- Opening Delimiter -
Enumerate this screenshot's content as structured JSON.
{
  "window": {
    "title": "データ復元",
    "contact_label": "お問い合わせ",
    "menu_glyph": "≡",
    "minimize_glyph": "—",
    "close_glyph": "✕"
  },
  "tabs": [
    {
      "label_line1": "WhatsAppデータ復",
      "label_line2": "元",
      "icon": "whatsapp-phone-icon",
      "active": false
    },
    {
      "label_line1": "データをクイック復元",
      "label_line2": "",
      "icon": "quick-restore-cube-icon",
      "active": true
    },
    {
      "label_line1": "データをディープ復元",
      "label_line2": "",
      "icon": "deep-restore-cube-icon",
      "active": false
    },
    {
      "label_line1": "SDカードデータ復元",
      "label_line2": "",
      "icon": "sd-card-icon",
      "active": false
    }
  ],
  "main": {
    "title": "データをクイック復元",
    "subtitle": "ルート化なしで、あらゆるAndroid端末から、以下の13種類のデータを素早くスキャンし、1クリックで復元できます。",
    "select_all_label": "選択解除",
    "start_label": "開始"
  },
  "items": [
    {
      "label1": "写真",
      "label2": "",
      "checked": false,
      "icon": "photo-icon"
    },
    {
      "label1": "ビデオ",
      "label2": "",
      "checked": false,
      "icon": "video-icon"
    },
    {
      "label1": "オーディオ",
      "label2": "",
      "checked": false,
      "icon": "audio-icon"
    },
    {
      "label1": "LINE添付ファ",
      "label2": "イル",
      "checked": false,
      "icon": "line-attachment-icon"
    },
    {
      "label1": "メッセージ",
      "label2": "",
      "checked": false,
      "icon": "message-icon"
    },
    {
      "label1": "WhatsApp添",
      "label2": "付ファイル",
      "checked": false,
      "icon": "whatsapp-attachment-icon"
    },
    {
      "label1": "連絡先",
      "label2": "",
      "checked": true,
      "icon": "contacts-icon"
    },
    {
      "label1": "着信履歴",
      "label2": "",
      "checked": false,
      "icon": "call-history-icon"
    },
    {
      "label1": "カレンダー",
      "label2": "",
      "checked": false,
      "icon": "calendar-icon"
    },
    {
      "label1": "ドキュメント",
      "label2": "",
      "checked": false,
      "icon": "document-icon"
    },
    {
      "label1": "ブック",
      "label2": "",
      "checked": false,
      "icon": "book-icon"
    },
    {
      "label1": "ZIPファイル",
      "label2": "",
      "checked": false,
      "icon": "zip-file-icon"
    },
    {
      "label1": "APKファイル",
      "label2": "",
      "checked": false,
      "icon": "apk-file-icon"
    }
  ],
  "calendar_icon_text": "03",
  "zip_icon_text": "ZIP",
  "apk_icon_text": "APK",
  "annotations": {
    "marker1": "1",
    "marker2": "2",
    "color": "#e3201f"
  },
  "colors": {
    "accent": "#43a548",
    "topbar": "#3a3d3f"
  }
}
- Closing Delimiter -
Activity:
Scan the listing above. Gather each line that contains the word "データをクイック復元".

Answer space:
      "label_line1": "データをクイック復元",
    "title": "データをクイック復元",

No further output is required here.